Ryszard Bugajski's inborn powers of observation and his ability for psychological analysis of his characters can be found in the television plays, their form akin to low-budget films, that he made after returning to Poland. In productions like Miś Kolabo [Collabo Teddy], Chimps, and Niuz [News], Bugajski presented his special penchant for showing the world much more insightfully than through black-and-white stereotypes, and a tendency to analyse the manipulation that people commit against there fellow man. A play prepared for Television Theatre, Dusan Kovacević's The Professional, like Interrogation, was meant to show the special bond between a secret service officer and his victim, and the transformation both characters undergo (according to Malgorzata Piwowar, "Rzeczpospolita" 10 Dec. 2004).

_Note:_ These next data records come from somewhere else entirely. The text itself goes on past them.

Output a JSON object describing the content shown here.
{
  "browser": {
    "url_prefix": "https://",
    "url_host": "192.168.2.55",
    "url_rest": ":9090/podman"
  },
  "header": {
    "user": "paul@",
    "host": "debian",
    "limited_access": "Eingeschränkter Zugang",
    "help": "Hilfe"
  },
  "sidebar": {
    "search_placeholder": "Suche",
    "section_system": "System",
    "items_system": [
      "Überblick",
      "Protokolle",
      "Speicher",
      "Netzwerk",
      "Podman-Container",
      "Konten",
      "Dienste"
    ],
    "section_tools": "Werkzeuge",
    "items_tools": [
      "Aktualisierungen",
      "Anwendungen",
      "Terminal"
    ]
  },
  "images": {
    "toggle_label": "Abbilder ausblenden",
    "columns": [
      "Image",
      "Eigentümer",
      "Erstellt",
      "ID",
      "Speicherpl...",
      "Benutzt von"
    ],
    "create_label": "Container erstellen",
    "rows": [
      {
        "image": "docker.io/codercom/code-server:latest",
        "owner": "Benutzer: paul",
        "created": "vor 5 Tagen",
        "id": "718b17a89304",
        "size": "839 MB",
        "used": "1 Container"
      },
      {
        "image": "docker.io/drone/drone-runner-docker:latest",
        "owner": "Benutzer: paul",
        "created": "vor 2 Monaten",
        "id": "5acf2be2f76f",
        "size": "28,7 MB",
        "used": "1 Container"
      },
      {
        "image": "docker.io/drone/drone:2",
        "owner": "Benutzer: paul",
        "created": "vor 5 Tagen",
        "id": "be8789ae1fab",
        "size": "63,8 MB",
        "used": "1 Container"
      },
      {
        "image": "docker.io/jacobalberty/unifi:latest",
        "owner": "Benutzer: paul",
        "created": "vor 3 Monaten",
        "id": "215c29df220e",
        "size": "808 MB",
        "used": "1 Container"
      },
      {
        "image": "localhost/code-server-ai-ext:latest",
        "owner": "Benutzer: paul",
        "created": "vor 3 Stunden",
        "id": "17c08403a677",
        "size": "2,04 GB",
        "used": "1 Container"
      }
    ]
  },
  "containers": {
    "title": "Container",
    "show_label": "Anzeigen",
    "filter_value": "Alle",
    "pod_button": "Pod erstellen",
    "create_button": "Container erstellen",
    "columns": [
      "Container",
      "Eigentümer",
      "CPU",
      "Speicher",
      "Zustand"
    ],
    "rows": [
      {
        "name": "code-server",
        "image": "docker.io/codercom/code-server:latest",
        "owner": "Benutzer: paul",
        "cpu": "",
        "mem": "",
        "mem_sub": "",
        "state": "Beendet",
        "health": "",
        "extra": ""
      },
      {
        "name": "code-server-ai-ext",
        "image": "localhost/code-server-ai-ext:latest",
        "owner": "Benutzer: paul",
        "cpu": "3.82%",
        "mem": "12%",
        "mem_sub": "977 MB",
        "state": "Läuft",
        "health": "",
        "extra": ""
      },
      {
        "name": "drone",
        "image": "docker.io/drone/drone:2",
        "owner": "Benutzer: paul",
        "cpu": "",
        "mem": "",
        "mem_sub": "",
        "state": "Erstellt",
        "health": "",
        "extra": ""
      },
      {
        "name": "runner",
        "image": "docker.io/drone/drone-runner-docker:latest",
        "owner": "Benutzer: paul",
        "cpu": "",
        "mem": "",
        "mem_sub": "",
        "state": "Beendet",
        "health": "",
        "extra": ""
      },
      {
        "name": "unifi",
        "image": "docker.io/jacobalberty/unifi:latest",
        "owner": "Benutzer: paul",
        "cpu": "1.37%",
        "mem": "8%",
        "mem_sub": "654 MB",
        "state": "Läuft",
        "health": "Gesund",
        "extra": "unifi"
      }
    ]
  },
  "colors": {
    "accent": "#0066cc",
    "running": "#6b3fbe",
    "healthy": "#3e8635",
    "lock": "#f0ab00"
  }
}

Television Theatre productions have a special importance in Ryszard Bugajski's output, as the director unquestionably gives free rein to his fascinations in them, whereas the other television productions he has been involved in, addressed to a mass audience, simply fulfil the requirements of good trade, as is expected of this kind of programming. Today this is true for TV series like Tak czy nie [Yes or No] and Na Wspólnej [On Wspólna Street], and years ago, when the director lived abroad, his television productions were similar in nature.
The full-length feature Niebo gwiaździste nade mną [The Starry Sky Above Me], of which Ryszard Bugajski has been speaking for some time, and which is supposed to touch on journalistic ethics and the unmasking role of this profession as the "fourth estate", is still in the design stage.
Film etudes - director and script writer:
Documentaries - director:
Feature films - director:
Moreover Ryszard Bugajski was an assistant director for the film Hobby (1968) and Desant [Landing Force] (1987) by Daniel Szczechura and Illumination (1972) by Krzysztof Zanussi. He is the author of a short story that became the literary basis for the episode "Ticket to Frankfurt" in the TV series 07 Zgłoś się [Come in, 07] (1984).
He directed many television theatre productions, including in the 1970's Po tamtej stronie świec / On the Other Side of the Candles and Trismus by Stanisław Grochowiak, and in 1981 the play Don Carlos by Friedrich Schiller. In subsequent years: Taking Sides (1996) by Ronald Harwood, Wielki Mag / The Great Magus (1997) by Andrzej Lenartowski, Lost in Yonkers (1998) and The Gingerbread Lady (2000) by Neil Simon, Opera mydlana / Soap Opera (2000) by Georgy Spiro, Miś Kolabo / Collabo Teddy (2001) by Piotr Kokociński, Chimps (2003) by Simon Block, and Niuz / News (2002) which he wrote himself.
Author: Ewa Nawój, December 2004, filmography update MJ March 2013